▸ **Aim of the exercise**:
Output each record exactly as given. Leave out every picture.

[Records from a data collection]
================================

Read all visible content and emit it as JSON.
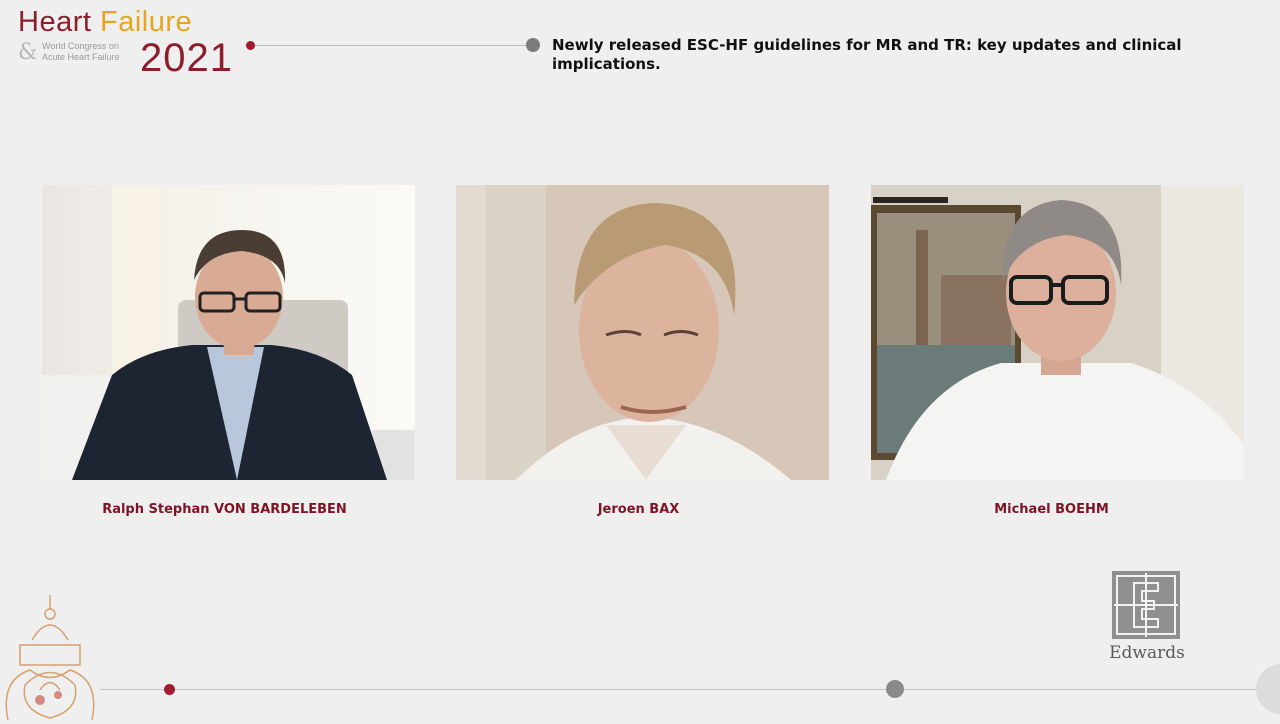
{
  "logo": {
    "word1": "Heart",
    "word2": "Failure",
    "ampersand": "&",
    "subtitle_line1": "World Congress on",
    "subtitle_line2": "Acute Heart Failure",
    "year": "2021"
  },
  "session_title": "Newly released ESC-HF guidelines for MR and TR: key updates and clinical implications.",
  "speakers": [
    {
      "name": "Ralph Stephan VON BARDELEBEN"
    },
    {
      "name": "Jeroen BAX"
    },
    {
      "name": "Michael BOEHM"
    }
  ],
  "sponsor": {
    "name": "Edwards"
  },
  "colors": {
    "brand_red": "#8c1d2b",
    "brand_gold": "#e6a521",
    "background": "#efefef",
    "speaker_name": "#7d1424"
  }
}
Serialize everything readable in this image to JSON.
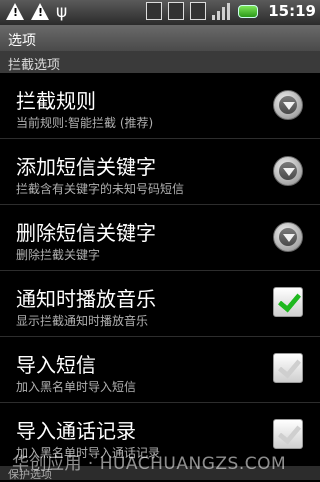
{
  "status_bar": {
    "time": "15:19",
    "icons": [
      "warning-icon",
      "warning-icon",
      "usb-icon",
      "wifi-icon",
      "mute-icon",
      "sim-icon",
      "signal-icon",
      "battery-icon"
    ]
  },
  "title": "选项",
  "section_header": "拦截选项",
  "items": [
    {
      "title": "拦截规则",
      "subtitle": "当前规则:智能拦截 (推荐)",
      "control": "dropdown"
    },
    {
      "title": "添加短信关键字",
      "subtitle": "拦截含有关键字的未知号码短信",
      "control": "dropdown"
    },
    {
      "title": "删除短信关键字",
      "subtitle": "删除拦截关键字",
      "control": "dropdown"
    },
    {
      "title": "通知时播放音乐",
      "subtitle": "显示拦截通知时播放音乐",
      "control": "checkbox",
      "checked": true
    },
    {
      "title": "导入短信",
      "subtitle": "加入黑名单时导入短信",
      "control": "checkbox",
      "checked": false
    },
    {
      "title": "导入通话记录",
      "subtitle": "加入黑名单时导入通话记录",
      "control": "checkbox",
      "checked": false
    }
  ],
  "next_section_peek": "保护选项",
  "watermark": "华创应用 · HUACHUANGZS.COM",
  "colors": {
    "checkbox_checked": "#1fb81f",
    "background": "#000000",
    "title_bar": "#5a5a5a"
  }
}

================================

▸ **Result of the task**:
Read all visible content and emit it as JSON.
{
  "logo": {
    "word1": "Heart",
    "word2": "Failure",
    "ampersand": "&",
    "subtitle_line1": "World Congress on",
    "subtitle_line2": "Acute Heart Failure",
    "year": "2021"
  },
  "session_title": "Newly released ESC-HF guidelines for MR and TR: key updates and clinical implications.",
  "speakers": [
    {
      "name": "Ralph Stephan VON BARDELEBEN"
    },
    {
      "name": "Jeroen BAX"
    },
    {
      "name": "Michael BOEHM"
    }
  ],
  "sponsor": {
    "name": "Edwards"
  },
  "colors": {
    "brand_red": "#8c1d2b",
    "brand_gold": "#e6a521",
    "background": "#efefef",
    "speaker_name": "#7d1424"
  }
}
Serialize everything readable in this image to JSON.
{
  "status_bar": {
    "time": "15:19",
    "icons": [
      "warning-icon",
      "warning-icon",
      "usb-icon",
      "wifi-icon",
      "mute-icon",
      "sim-icon",
      "signal-icon",
      "battery-icon"
    ]
  },
  "title": "选项",
  "section_header": "拦截选项",
  "items": [
    {
      "title": "拦截规则",
      "subtitle": "当前规则:智能拦截 (推荐)",
      "control": "dropdown"
    },
    {
      "title": "添加短信关键字",
      "subtitle": "拦截含有关键字的未知号码短信",
      "control": "dropdown"
    },
    {
      "title": "删除短信关键字",
      "subtitle": "删除拦截关键字",
      "control": "dropdown"
    },
    {
      "title": "通知时播放音乐",
      "subtitle": "显示拦截通知时播放音乐",
      "control": "checkbox",
      "checked": true
    },
    {
      "title": "导入短信",
      "subtitle": "加入黑名单时导入短信",
      "control": "checkbox",
      "checked": false
    },
    {
      "title": "导入通话记录",
      "subtitle": "加入黑名单时导入通话记录",
      "control": "checkbox",
      "checked": false
    }
  ],
  "next_section_peek": "保护选项",
  "watermark": "华创应用 · HUACHUANGZS.COM",
  "colors": {
    "checkbox_checked": "#1fb81f",
    "background": "#000000",
    "title_bar": "#5a5a5a"
  }
}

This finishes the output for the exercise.